- Reflect what you see instead of what you feel, “What you are saying is that you are angry. Is that right?” Try to focus on their strong feelings instead of your strong reaction to them.
- Open the door to conversation with your own authenticity and vulnerability. Share about a time that anger hid more complex emotions for you. “When I feel angry, it is a way for me to feel stronger when I’m actually feeling powerless or frustrated, but it can actually cause more problems when people get angry back. For example…” If that’s not your style, try watching the movie Inside Out together for a family gathering and invite discussion about vulnerable feelings. There’s something everyone can relate to and the character Anger plays a key role!
- Ask for a peek behind the curtain. “What else is behind the anger? Are there worries or concerns or frustrations that you can share that are triggering the anger?” Lynne suggests that young adults might benefit from the visual analogy of an iceberg that holds far more under the surface than what is visible at first glance.
- Affirm honest attempts at self-understanding. “Wow, that seems like a lot for you to manage. I really appreciate you unpacking how challenging that feels for you.”
- See if there are any positive actions that can be taken. “Anger can keeps us from being proactive. If you are feeling distressed about the situation in Ukraine, what are we able to do to make a contribution that supports the need?”
- Reinforce that processing anger is more productive than projecting it. Ignoring an ugly outburst is not nearly as helpful as calmly working our way to the bottom of the issue. “I hate my Chemistry class!” might unearth, “I’m drowning and need a tutor.” “I’m angry about my paycheck!” could surface a fear about making ends meet and lead to construction of a budget, looking for a new position, or visiting with a Financial Aid counselor.
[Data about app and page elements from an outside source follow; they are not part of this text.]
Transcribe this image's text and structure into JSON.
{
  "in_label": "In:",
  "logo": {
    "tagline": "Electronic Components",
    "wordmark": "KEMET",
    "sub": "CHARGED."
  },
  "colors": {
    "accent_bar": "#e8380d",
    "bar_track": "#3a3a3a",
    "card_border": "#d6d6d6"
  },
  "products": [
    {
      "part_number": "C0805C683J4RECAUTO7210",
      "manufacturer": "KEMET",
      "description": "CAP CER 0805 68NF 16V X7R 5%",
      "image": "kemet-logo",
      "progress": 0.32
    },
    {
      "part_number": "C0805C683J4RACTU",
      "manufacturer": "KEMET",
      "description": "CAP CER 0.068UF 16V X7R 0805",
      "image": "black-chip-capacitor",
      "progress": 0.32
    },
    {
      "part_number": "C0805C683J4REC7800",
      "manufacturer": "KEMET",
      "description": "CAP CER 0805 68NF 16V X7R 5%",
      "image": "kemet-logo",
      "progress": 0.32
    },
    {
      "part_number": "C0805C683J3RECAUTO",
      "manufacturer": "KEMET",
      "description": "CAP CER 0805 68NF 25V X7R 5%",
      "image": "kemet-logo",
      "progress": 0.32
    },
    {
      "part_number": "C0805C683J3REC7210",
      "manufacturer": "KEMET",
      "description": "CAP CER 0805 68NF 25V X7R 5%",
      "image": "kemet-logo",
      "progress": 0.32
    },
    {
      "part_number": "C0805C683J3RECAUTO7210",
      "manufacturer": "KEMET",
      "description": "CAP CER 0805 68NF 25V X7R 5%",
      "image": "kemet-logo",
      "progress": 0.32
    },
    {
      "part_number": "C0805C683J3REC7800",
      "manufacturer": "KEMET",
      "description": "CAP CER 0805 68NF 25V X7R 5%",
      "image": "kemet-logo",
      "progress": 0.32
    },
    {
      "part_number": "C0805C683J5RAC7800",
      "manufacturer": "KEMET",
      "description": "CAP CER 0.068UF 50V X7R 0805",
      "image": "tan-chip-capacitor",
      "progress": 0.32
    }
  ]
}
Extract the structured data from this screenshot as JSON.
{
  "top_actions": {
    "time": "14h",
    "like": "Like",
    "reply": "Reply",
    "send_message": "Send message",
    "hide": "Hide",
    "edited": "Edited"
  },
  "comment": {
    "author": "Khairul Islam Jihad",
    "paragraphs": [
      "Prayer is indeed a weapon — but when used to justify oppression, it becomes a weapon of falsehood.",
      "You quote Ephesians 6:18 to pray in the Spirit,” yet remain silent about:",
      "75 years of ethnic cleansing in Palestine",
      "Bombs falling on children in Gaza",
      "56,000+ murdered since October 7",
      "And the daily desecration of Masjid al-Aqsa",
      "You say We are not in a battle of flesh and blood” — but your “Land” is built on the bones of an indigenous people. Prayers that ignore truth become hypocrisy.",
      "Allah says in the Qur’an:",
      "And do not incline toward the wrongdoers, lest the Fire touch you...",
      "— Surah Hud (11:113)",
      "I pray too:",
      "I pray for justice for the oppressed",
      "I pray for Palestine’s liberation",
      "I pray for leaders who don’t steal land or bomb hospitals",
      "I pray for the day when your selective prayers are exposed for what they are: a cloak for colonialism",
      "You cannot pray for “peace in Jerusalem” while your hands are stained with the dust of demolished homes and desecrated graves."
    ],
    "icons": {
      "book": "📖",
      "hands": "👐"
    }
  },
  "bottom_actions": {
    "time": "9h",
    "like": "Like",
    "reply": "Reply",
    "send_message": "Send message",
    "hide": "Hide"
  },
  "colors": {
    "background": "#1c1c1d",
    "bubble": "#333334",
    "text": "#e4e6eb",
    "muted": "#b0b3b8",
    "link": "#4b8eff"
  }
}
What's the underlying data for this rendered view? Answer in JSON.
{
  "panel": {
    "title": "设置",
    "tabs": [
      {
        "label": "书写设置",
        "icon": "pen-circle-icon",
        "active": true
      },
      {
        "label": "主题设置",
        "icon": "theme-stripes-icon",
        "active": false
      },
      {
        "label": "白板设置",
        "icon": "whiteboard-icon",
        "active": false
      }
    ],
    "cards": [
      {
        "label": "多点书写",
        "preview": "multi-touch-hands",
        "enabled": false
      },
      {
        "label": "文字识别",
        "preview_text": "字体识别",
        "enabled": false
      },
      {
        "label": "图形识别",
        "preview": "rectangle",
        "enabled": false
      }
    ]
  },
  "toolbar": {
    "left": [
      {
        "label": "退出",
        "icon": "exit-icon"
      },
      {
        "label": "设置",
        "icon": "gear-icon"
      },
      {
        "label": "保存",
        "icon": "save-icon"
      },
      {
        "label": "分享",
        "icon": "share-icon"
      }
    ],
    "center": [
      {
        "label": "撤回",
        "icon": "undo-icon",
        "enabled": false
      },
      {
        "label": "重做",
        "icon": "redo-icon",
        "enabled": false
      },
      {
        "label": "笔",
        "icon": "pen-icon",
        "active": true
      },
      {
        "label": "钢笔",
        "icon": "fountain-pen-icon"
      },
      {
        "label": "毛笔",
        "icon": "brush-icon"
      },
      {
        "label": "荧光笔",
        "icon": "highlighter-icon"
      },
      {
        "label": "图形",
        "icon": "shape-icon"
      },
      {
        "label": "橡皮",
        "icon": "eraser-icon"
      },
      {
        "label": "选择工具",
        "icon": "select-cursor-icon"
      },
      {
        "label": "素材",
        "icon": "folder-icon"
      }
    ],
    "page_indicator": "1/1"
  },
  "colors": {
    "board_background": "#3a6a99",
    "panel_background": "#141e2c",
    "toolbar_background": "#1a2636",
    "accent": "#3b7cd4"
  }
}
Scripture is clear that anger is not a sin. However, how we choose to respond to our anger or the anger of others can easily trap us in sin. How many of us want the picture of our adult children to include raging arguments and destructive defenses? Instead, we hope for them to have the emotional skills to navigate anger and resolve conflict well. Those are “top ten” skills for a lifetime of rewarding relationships at work, life-long marriages, and life-giving parenting of their own children. Your opportunities to be the sounding board for your student now will help equip them to approach their own anger with self-reflection and the emotional outbursts of others with an attitude of “there must be something more under the surface” instead of a defensive response. The world will always be a challenging place to live but we have hope that navigating to other side of anger gets us one step closer to solving the problems.